(Component data from apps and pages)
____________

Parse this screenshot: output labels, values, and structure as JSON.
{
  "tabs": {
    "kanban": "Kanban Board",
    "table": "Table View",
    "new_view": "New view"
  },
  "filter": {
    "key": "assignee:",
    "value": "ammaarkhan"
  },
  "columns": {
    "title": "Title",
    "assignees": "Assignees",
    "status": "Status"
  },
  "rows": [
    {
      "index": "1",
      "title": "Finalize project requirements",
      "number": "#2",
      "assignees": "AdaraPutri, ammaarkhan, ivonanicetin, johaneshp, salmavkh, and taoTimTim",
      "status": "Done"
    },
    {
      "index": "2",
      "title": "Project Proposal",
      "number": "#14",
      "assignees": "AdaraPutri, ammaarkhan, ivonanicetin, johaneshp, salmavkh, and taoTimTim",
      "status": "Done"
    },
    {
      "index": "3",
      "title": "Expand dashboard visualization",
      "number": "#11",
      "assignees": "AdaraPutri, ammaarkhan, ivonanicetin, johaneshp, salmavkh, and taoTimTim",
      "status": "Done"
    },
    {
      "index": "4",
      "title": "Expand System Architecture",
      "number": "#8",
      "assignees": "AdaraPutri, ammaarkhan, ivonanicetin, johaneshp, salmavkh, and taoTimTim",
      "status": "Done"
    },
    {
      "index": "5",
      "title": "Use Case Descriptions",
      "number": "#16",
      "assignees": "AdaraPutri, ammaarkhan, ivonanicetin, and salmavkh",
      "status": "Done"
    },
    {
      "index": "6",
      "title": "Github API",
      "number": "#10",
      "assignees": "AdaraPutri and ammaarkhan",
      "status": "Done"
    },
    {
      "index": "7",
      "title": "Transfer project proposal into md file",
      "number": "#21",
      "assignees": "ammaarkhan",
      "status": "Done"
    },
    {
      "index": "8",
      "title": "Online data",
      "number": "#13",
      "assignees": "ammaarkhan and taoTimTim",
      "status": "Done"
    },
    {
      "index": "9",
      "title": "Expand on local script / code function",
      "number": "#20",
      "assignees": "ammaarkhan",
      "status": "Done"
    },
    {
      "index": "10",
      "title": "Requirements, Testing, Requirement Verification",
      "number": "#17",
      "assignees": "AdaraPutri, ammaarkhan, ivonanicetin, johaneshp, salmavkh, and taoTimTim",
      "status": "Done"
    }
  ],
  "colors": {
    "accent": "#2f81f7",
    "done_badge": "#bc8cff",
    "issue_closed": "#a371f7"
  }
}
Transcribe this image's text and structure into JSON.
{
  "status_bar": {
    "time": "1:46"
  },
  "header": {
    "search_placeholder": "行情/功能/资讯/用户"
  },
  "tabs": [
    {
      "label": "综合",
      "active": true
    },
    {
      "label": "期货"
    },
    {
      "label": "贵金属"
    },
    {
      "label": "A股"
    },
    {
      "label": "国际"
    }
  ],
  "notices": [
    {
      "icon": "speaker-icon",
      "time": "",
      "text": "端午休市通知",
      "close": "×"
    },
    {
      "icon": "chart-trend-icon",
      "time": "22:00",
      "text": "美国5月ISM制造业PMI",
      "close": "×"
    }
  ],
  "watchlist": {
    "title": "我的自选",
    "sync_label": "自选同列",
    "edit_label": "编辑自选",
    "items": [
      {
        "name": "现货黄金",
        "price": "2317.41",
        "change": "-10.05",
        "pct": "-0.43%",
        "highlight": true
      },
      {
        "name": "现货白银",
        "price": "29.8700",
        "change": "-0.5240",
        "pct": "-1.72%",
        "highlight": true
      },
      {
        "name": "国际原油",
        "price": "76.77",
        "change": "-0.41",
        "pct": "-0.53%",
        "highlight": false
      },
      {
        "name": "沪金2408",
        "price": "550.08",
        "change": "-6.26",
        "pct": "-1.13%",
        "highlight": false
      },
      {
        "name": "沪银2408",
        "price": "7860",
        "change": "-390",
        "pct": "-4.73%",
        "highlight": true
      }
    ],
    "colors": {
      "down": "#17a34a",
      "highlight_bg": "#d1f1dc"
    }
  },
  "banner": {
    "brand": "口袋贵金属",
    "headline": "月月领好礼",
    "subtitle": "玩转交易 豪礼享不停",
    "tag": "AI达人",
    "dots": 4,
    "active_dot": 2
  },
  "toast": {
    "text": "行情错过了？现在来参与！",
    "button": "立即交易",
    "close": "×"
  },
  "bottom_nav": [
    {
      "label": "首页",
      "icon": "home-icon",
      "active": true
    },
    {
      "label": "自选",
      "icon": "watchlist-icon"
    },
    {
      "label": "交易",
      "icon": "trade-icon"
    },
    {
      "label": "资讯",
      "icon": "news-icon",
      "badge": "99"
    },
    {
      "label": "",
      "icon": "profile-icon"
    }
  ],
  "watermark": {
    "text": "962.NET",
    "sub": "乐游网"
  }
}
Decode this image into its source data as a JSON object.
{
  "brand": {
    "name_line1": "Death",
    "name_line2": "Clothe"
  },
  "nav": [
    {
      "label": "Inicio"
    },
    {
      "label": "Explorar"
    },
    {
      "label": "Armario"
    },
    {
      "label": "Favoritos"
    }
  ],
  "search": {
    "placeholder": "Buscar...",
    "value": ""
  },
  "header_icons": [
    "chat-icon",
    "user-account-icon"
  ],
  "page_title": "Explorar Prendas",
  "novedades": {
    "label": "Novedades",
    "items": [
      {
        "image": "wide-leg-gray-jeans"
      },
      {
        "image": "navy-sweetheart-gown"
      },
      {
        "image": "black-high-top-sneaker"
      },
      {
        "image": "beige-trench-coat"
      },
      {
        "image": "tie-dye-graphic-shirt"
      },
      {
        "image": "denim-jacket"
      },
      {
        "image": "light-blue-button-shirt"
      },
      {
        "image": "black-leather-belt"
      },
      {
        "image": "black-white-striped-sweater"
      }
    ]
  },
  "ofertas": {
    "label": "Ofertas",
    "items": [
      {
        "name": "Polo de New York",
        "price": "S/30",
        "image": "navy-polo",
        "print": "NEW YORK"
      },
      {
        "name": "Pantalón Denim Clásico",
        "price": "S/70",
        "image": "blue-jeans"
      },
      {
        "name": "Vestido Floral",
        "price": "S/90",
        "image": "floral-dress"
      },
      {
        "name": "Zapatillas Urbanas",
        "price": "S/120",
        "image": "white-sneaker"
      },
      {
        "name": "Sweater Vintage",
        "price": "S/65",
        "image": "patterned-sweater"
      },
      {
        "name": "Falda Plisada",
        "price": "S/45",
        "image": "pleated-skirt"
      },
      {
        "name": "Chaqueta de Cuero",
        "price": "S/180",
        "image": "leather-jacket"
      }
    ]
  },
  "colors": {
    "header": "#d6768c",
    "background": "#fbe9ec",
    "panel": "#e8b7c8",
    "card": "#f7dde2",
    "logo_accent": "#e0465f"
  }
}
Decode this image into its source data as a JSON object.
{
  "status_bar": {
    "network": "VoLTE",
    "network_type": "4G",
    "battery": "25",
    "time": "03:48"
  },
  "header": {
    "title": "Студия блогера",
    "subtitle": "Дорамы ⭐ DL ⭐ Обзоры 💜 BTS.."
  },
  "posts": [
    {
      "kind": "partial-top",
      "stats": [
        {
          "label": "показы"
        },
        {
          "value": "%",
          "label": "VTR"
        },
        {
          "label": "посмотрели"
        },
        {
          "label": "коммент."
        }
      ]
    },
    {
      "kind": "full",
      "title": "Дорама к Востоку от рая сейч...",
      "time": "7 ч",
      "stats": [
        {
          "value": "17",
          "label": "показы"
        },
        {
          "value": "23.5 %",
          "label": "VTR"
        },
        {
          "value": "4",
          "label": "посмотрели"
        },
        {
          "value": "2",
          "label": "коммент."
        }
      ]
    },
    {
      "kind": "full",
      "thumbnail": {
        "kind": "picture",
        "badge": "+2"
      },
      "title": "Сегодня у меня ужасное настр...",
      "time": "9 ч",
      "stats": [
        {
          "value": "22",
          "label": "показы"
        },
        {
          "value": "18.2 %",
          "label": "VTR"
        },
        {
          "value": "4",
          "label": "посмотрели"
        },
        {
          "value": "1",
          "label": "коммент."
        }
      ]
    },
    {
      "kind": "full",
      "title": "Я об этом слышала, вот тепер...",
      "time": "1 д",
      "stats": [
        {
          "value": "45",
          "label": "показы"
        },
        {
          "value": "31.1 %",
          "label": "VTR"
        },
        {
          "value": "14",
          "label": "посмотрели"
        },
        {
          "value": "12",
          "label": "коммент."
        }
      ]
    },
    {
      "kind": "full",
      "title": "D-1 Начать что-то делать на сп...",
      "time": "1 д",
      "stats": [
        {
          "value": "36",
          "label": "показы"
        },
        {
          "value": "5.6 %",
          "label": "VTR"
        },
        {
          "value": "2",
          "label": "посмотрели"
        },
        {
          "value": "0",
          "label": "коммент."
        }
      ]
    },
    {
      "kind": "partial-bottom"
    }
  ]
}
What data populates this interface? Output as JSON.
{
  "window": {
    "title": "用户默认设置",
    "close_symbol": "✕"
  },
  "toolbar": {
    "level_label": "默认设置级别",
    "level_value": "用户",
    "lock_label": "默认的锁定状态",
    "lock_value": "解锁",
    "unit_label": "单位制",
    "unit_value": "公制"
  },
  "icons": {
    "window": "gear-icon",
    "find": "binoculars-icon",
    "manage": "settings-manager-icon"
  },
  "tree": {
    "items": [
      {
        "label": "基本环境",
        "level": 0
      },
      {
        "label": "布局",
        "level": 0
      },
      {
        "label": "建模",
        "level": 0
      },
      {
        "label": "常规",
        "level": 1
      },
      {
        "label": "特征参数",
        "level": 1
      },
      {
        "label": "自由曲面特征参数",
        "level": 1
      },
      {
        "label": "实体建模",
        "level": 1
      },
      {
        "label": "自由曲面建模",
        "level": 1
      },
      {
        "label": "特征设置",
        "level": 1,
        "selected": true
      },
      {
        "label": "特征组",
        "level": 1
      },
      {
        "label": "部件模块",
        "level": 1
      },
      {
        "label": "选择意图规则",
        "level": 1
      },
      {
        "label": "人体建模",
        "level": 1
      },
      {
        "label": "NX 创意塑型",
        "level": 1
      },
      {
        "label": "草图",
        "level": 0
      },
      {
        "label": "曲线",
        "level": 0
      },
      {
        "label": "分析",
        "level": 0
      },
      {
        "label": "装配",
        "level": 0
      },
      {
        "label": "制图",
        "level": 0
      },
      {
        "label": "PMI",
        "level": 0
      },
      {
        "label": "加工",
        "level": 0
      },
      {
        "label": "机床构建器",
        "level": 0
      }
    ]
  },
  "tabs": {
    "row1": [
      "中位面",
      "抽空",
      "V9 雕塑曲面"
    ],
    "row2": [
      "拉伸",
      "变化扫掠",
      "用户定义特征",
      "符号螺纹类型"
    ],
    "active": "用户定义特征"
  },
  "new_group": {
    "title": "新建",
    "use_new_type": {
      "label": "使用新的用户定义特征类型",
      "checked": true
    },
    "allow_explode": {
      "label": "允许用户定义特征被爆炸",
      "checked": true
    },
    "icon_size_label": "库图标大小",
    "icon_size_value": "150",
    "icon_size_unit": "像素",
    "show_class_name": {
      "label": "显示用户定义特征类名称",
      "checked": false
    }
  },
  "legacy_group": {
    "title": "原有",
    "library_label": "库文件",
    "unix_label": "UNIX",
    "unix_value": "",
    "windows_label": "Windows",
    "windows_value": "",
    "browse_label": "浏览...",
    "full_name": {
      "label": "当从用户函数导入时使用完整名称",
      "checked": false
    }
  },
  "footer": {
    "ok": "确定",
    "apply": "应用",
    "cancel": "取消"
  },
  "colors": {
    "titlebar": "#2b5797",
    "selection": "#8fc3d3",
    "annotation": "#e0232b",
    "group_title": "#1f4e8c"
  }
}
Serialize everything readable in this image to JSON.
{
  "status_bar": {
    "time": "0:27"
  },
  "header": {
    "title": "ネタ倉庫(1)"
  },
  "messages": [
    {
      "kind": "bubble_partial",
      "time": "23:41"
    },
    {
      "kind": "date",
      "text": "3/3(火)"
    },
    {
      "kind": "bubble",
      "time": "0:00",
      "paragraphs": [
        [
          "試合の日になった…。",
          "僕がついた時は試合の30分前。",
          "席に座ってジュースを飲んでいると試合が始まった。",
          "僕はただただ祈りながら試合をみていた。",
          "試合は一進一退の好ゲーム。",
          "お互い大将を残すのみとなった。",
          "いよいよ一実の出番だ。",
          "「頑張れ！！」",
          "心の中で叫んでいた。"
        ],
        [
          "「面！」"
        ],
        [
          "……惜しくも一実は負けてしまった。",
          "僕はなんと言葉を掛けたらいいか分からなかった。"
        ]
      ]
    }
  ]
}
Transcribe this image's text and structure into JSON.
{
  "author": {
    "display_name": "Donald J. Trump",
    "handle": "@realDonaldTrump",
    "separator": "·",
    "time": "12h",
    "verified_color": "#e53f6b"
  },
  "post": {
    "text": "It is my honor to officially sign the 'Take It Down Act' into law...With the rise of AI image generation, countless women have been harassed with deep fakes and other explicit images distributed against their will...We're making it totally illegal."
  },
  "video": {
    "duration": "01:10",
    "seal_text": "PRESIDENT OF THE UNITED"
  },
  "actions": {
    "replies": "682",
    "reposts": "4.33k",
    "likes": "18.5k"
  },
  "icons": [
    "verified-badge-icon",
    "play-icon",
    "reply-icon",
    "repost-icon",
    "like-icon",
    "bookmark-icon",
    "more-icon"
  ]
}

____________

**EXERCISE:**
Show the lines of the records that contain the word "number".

**ANSWER TO THIS EXERCISE:**
      "number": "#2",
      "number": "#14",
      "number": "#11",
      "number": "#8",
      "number": "#16",
      "number": "#10",
      "number": "#21",
      "number": "#13",
      "number": "#20",
      "number": "#17",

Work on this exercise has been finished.